▶ [Provided data]:
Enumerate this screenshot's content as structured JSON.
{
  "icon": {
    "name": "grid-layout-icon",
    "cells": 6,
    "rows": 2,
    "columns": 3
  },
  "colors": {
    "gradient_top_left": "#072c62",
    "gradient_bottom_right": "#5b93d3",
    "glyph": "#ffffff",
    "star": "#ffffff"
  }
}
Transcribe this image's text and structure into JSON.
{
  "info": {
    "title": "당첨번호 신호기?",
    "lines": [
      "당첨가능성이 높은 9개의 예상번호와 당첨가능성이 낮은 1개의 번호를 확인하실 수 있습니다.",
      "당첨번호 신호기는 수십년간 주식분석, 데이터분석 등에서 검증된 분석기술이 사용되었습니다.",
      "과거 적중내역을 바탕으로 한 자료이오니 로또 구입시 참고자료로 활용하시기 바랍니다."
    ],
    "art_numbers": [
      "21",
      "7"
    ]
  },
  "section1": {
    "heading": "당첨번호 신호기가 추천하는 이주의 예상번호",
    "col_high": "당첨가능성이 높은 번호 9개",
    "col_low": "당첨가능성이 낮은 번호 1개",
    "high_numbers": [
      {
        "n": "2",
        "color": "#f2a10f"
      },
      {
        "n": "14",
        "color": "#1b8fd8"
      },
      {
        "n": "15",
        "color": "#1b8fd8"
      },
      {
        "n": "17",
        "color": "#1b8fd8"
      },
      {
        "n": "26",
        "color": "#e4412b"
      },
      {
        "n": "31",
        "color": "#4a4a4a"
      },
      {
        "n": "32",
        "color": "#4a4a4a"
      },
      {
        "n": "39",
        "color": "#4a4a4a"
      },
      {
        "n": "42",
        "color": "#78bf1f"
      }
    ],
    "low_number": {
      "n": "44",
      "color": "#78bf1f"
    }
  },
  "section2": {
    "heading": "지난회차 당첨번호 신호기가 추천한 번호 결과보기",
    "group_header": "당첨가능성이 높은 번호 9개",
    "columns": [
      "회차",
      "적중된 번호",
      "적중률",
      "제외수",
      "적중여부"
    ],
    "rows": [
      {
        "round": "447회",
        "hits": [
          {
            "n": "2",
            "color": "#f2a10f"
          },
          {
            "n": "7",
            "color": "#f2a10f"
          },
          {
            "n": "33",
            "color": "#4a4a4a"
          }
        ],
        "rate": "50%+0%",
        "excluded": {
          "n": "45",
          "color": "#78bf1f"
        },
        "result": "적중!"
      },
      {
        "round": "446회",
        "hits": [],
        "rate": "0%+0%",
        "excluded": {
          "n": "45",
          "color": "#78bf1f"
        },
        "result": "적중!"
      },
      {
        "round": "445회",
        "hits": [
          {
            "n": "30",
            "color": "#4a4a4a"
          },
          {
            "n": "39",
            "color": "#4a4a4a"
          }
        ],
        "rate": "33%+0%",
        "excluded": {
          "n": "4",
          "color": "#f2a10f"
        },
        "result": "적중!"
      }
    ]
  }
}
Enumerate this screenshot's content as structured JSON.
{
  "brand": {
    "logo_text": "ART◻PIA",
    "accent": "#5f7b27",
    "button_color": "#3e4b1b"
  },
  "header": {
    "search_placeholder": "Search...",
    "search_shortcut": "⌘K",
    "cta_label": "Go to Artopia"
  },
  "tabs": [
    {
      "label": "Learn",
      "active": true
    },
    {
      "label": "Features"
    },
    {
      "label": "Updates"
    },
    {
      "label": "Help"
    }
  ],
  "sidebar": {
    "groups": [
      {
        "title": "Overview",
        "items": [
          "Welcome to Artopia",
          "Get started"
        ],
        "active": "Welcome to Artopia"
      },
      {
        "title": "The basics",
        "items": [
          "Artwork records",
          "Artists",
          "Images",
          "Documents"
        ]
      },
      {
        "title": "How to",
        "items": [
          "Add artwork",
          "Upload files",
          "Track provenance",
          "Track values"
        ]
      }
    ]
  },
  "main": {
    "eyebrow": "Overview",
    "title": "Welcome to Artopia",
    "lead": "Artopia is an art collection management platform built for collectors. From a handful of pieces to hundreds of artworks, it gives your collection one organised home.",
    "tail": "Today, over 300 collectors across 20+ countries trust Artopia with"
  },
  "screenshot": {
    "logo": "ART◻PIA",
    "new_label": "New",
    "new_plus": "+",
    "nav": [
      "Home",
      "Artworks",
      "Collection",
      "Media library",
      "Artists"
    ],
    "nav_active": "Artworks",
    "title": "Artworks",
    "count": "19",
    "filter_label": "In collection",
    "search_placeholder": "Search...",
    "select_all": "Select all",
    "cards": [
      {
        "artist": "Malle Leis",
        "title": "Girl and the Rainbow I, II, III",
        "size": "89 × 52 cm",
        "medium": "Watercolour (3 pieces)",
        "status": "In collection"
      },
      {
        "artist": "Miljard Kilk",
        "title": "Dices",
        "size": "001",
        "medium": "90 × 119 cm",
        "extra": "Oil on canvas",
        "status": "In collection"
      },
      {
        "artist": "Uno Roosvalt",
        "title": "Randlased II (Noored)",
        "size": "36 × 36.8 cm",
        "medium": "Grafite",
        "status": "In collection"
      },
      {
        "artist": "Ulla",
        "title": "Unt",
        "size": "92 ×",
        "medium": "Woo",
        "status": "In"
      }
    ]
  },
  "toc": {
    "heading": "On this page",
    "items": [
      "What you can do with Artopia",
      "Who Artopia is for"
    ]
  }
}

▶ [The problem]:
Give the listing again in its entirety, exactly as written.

▶ [Solution to the exercise]:
Enumerate this screenshot's content as structured JSON.
{
  "icon": {
    "name": "grid-layout-icon",
    "cells": 6,
    "rows": 2,
    "columns": 3
  },
  "colors": {
    "gradient_top_left": "#072c62",
    "gradient_bottom_right": "#5b93d3",
    "glyph": "#ffffff",
    "star": "#ffffff"
  }
}
Transcribe this image's text and structure into JSON.
{
  "info": {
    "title": "당첨번호 신호기?",
    "lines": [
      "당첨가능성이 높은 9개의 예상번호와 당첨가능성이 낮은 1개의 번호를 확인하실 수 있습니다.",
      "당첨번호 신호기는 수십년간 주식분석, 데이터분석 등에서 검증된 분석기술이 사용되었습니다.",
      "과거 적중내역을 바탕으로 한 자료이오니 로또 구입시 참고자료로 활용하시기 바랍니다."
    ],
    "art_numbers": [
      "21",
      "7"
    ]
  },
  "section1": {
    "heading": "당첨번호 신호기가 추천하는 이주의 예상번호",
    "col_high": "당첨가능성이 높은 번호 9개",
    "col_low": "당첨가능성이 낮은 번호 1개",
    "high_numbers": [
      {
        "n": "2",
        "color": "#f2a10f"
      },
      {
        "n": "14",
        "color": "#1b8fd8"
      },
      {
        "n": "15",
        "color": "#1b8fd8"
      },
      {
        "n": "17",
        "color": "#1b8fd8"
      },
      {
        "n": "26",
        "color": "#e4412b"
      },
      {
        "n": "31",
        "color": "#4a4a4a"
      },
      {
        "n": "32",
        "color": "#4a4a4a"
      },
      {
        "n": "39",
        "color": "#4a4a4a"
      },
      {
        "n": "42",
        "color": "#78bf1f"
      }
    ],
    "low_number": {
      "n": "44",
      "color": "#78bf1f"
    }
  },
  "section2": {
    "heading": "지난회차 당첨번호 신호기가 추천한 번호 결과보기",
    "group_header": "당첨가능성이 높은 번호 9개",
    "columns": [
      "회차",
      "적중된 번호",
      "적중률",
      "제외수",
      "적중여부"
    ],
    "rows": [
      {
        "round": "447회",
        "hits": [
          {
            "n": "2",
            "color": "#f2a10f"
          },
          {
            "n": "7",
            "color": "#f2a10f"
          },
          {
            "n": "33",
            "color": "#4a4a4a"
          }
        ],
        "rate": "50%+0%",
        "excluded": {
          "n": "45",
          "color": "#78bf1f"
        },
        "result": "적중!"
      },
      {
        "round": "446회",
        "hits": [],
        "rate": "0%+0%",
        "excluded": {
          "n": "45",
          "color": "#78bf1f"
        },
        "result": "적중!"
      },
      {
        "round": "445회",
        "hits": [
          {
            "n": "30",
            "color": "#4a4a4a"
          },
          {
            "n": "39",
            "color": "#4a4a4a"
          }
        ],
        "rate": "33%+0%",
        "excluded": {
          "n": "4",
          "color": "#f2a10f"
        },
        "result": "적중!"
      }
    ]
  }
}
Enumerate this screenshot's content as structured JSON.
{
  "brand": {
    "logo_text": "ART◻PIA",
    "accent": "#5f7b27",
    "button_color": "#3e4b1b"
  },
  "header": {
    "search_placeholder": "Search...",
    "search_shortcut": "⌘K",
    "cta_label": "Go to Artopia"
  },
  "tabs": [
    {
      "label": "Learn",
      "active": true
    },
    {
      "label": "Features"
    },
    {
      "label": "Updates"
    },
    {
      "label": "Help"
    }
  ],
  "sidebar": {
    "groups": [
      {
        "title": "Overview",
        "items": [
          "Welcome to Artopia",
          "Get started"
        ],
        "active": "Welcome to Artopia"
      },
      {
        "title": "The basics",
        "items": [
          "Artwork records",
          "Artists",
          "Images",
          "Documents"
        ]
      },
      {
        "title": "How to",
        "items": [
          "Add artwork",
          "Upload files",
          "Track provenance",
          "Track values"
        ]
      }
    ]
  },
  "main": {
    "eyebrow": "Overview",
    "title": "Welcome to Artopia",
    "lead": "Artopia is an art collection management platform built for collectors. From a handful of pieces to hundreds of artworks, it gives your collection one organised home.",
    "tail": "Today, over 300 collectors across 20+ countries trust Artopia with"
  },
  "screenshot": {
    "logo": "ART◻PIA",
    "new_label": "New",
    "new_plus": "+",
    "nav": [
      "Home",
      "Artworks",
      "Collection",
      "Media library",
      "Artists"
    ],
    "nav_active": "Artworks",
    "title": "Artworks",
    "count": "19",
    "filter_label": "In collection",
    "search_placeholder": "Search...",
    "select_all": "Select all",
    "cards": [
      {
        "artist": "Malle Leis",
        "title": "Girl and the Rainbow I, II, III",
        "size": "89 × 52 cm",
        "medium": "Watercolour (3 pieces)",
        "status": "In collection"
      },
      {
        "artist": "Miljard Kilk",
        "title": "Dices",
        "size": "001",
        "medium": "90 × 119 cm",
        "extra": "Oil on canvas",
        "status": "In collection"
      },
      {
        "artist": "Uno Roosvalt",
        "title": "Randlased II (Noored)",
        "size": "36 × 36.8 cm",
        "medium": "Grafite",
        "status": "In collection"
      },
      {
        "artist": "Ulla",
        "title": "Unt",
        "size": "92 ×",
        "medium": "Woo",
        "status": "In"
      }
    ]
  },
  "toc": {
    "heading": "On this page",
    "items": [
      "What you can do with Artopia",
      "Who Artopia is for"
    ]
  }
}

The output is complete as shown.